We determine that because the circuit court explained that its consideration of the COMPAS risk scores was supported by other independent factors, its use was not determinative in deciding whether Loomis could be supervised safely and effectively in the community. Therefore, the circuit court did not erroneously exercise its discretion. We further conclude that the circuit court's consideration of the read-in charges was not an erroneous exercise of discretion because it employed recognized legal standards.
Accordingly, we affirm the order of the circuit court denying Loomis's motion for post-conviction relief requesting a resentencing hearing.
The downside of this decision is that Northpointe cannot be forced to hand over its algorithm for examination by criminal defendants.
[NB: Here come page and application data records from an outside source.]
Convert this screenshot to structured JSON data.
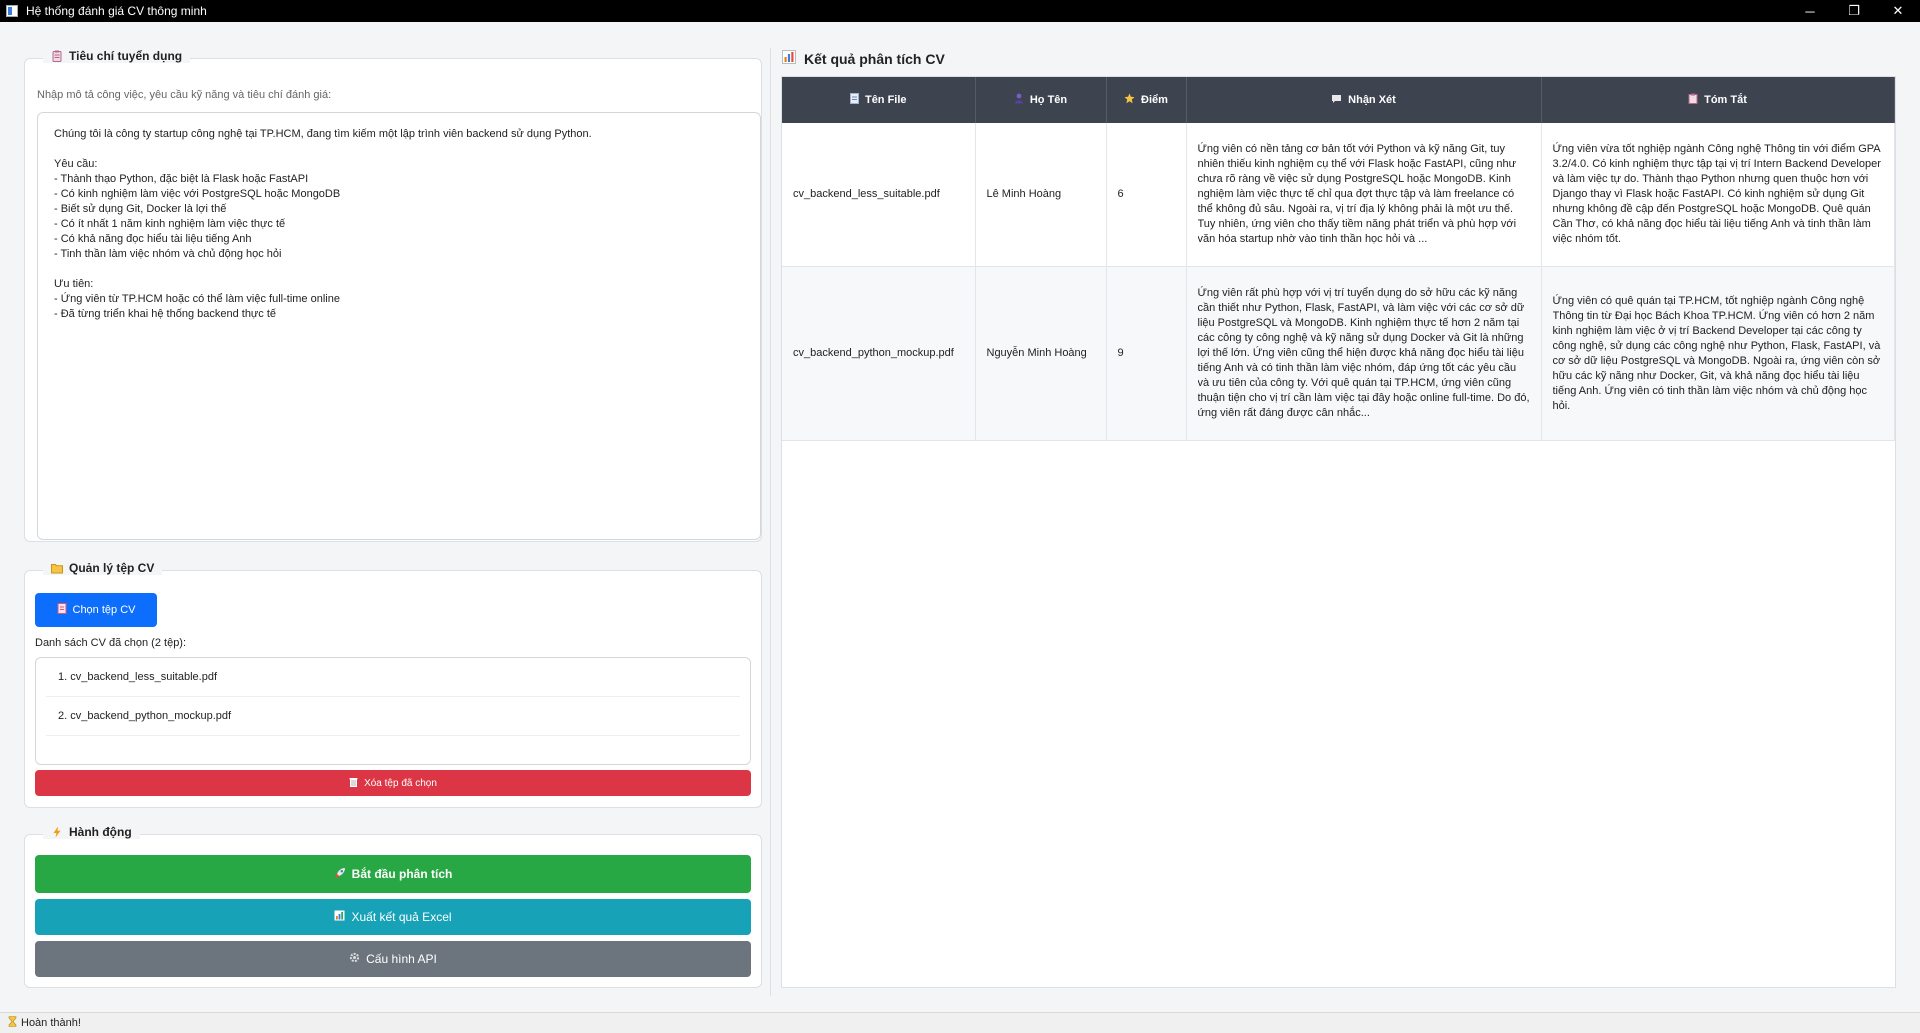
{
  "window": {
    "title": "Hệ thống đánh giá CV thông minh",
    "minimize": "─",
    "restore": "❐",
    "close": "✕"
  },
  "criteria": {
    "group_title": "Tiêu chí tuyển dụng",
    "hint": "Nhập mô tả công việc, yêu cầu kỹ năng và tiêu chí đánh giá:",
    "text": "Chúng tôi là công ty startup công nghệ tại TP.HCM, đang tìm kiếm một lập trình viên backend sử dụng Python.\n\nYêu cầu:\n- Thành thạo Python, đặc biệt là Flask hoặc FastAPI\n- Có kinh nghiệm làm việc với PostgreSQL hoặc MongoDB\n- Biết sử dụng Git, Docker là lợi thế\n- Có ít nhất 1 năm kinh nghiệm làm việc thực tế\n- Có khả năng đọc hiểu tài liệu tiếng Anh\n- Tinh thần làm việc nhóm và chủ động học hỏi\n\nƯu tiên:\n- Ứng viên từ TP.HCM hoặc có thể làm việc full-time online\n- Đã từng triển khai hệ thống backend thực tế"
  },
  "files": {
    "group_title": "Quản lý tệp CV",
    "choose_label": "Chọn tệp CV",
    "list_label": "Danh sách CV đã chọn (2 tệp):",
    "items": [
      "1. cv_backend_less_suitable.pdf",
      "2. cv_backend_python_mockup.pdf"
    ],
    "delete_label": "Xóa tệp đã chọn"
  },
  "actions": {
    "group_title": "Hành động",
    "start_label": "Bắt đầu phân tích",
    "export_label": "Xuất kết quả Excel",
    "config_label": "Cấu hình API"
  },
  "results": {
    "title": "Kết quả phân tích CV",
    "columns": [
      "Tên File",
      "Họ Tên",
      "Điểm",
      "Nhận Xét",
      "Tóm Tắt"
    ],
    "rows": [
      {
        "file": "cv_backend_less_suitable.pdf",
        "name": "Lê Minh Hoàng",
        "score": "6",
        "comment": "Ứng viên có nền tảng cơ bản tốt với Python và kỹ năng Git, tuy nhiên thiếu kinh nghiệm cụ thể với Flask hoặc FastAPI, cũng như chưa rõ ràng về việc sử dụng PostgreSQL hoặc MongoDB. Kinh nghiệm làm việc thực tế chỉ qua đợt thực tập và làm freelance có thể không đủ sâu. Ngoài ra, vị trí địa lý không phải là một ưu thế. Tuy nhiên, ứng viên cho thấy tiềm năng phát triển và phù hợp với văn hóa startup nhờ vào tinh thần học hỏi và ...",
        "summary": "Ứng viên vừa tốt nghiệp ngành Công nghệ Thông tin với điểm GPA 3.2/4.0. Có kinh nghiệm thực tập tại vị trí Intern Backend Developer và làm việc tự do. Thành thạo Python nhưng quen thuộc hơn với Django thay vì Flask hoặc FastAPI. Có kinh nghiệm sử dụng Git nhưng không đề cập đến PostgreSQL hoặc MongoDB. Quê quán Cần Thơ, có khả năng đọc hiểu tài liệu tiếng Anh và tinh thần làm việc nhóm tốt."
      },
      {
        "file": "cv_backend_python_mockup.pdf",
        "name": "Nguyễn Minh Hoàng",
        "score": "9",
        "comment": "Ứng viên rất phù hợp với vị trí tuyển dụng do sở hữu các kỹ năng cần thiết như Python, Flask, FastAPI, và làm việc với các cơ sở dữ liệu PostgreSQL và MongoDB. Kinh nghiệm thực tế hơn 2 năm tại các công ty công nghệ và kỹ năng sử dụng Docker và Git là những lợi thế lớn. Ứng viên cũng thể hiện được khả năng đọc hiểu tài liệu tiếng Anh và có tinh thần làm việc nhóm, đáp ứng tốt các yêu cầu và ưu tiên của công ty. Với quê quán tại TP.HCM, ứng viên cũng thuận tiện cho vị trí cần làm việc tại đây hoặc online full-time. Do đó, ứng viên rất đáng được cân nhắc...",
        "summary": "Ứng viên có quê quán tại TP.HCM, tốt nghiệp ngành Công nghệ Thông tin từ Đại học Bách Khoa TP.HCM. Ứng viên có hơn 2 năm kinh nghiệm làm việc ở vị trí Backend Developer tại các công ty công nghệ, sử dụng các công nghệ như Python, Flask, FastAPI, và cơ sở dữ liệu PostgreSQL và MongoDB. Ngoài ra, ứng viên còn sở hữu các kỹ năng như Docker, Git, và khả năng đọc hiểu tài liệu tiếng Anh. Ứng viên có tinh thần làm việc nhóm và chủ động học hỏi."
      }
    ]
  },
  "status": {
    "text": "Hoàn thành!"
  },
  "colors": {
    "primary": "#0d6efd",
    "danger": "#dc3545",
    "success": "#28a745",
    "info": "#17a2b8",
    "secondary": "#6c757d",
    "table_header": "#3d4450"
  },
  "icons": {
    "app": "app-window-icon",
    "criteria": "clipboard-icon",
    "files": "folder-icon",
    "actions": "lightning-icon",
    "results": "bar-chart-icon"
  }
}
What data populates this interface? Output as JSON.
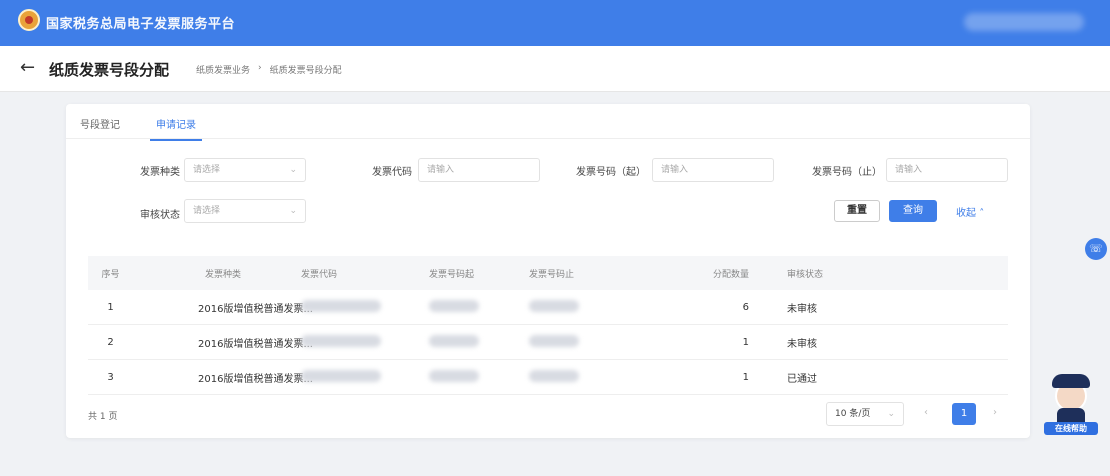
{
  "topbar": {
    "app_title": "国家税务总局电子发票服务平台"
  },
  "header": {
    "title": "纸质发票号段分配",
    "breadcrumb": [
      "纸质发票业务",
      "纸质发票号段分配"
    ]
  },
  "tabs": [
    {
      "label": "号段登记"
    },
    {
      "label": "申请记录"
    }
  ],
  "filters": {
    "invoice_type": {
      "label": "发票种类",
      "placeholder": "请选择"
    },
    "invoice_code": {
      "label": "发票代码",
      "placeholder": "请输入"
    },
    "start_no": {
      "label": "发票号码（起）",
      "placeholder": "请输入"
    },
    "end_no": {
      "label": "发票号码（止）",
      "placeholder": "请输入"
    },
    "status": {
      "label": "审核状态",
      "placeholder": "请选择"
    }
  },
  "actions": {
    "reset": "重置",
    "query": "查询",
    "collapse": "收起"
  },
  "table": {
    "headers": [
      "序号",
      "发票种类",
      "发票代码",
      "发票号码起",
      "发票号码止",
      "分配数量",
      "审核状态"
    ],
    "rows": [
      {
        "index": "1",
        "type": "2016版增值税普通发票...",
        "qty": "6",
        "status": "未审核"
      },
      {
        "index": "2",
        "type": "2016版增值税普通发票...",
        "qty": "1",
        "status": "未审核"
      },
      {
        "index": "3",
        "type": "2016版增值税普通发票...",
        "qty": "1",
        "status": "已通过"
      }
    ]
  },
  "pagination": {
    "total": "共 1 页",
    "page_size": "10 条/页",
    "current": "1"
  },
  "assistant": {
    "label": "在线帮助"
  },
  "colors": {
    "primary": "#3f7ee8",
    "page_bg": "#f0f2f5"
  }
}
The upside is that the court has issues with using COMPAS scores to determine sentence lengths.
[T]he opinion comes with some interesting caveats about things judges need to keep in mind when using risk scores in sentencing decisions: The two most important factors they’re asked to keep in mind is that software has been found to be racially biased and that the software needs to be constantly monitored and updated with new information. (If you’re relying on data from five or ten years ago, it’s not going to be accurate.)
The court also notes in passing that the software was never intended to be used to determine sentence lengths. It was supposed to used by the Department of Corrections to assess risks posed by parolees or those requesting parole. But it does not go so far as to forbid the use of COMPAS scores in sentencing decisions. Nor does it suggest that opening up the algorithm for examination might bring much-needed transparency to the sentencing process. Instead, the Supreme Court says judges must walk a very fine line when utilizing COMPAS scores.
The queasiness that judges feel about algorithmic risk-assesment is reflected in the concurring opinion filed by Justice Patience Drake Roggensack. “Reliance would violate due process protections,” she writes. “Accordingly, I write to clarify our holding in the majority opinion: consideration of COMPAS is permissible; reliance on COMPAS for the sentence imposed is not permissible.”
Unless a whole lot of judicial explanation accompanies every sentencing decision utilizing a COMPAS score, it's going to be almost impossible for defendants to tell whether a judge has just "considered" Northpointe's presentence investigation reports… or "relied" on them. Any sentence not hitting the upper end of the software's recommendations could be viewed as mere "consideration," even if "reliance" might be a more accurate term.
Without being allowed to closely examine COMPAS scores, defendants still aren't being given a chance to challenge any erroneous information that might be included in these reports. The court's reluctance to fully endorse the use of the software in sentencing decisions is a step forward, but it still allows judges to hand down sentences based on secret formulas that have already shown a predilection for recommending longer sentences to certain demographic groups.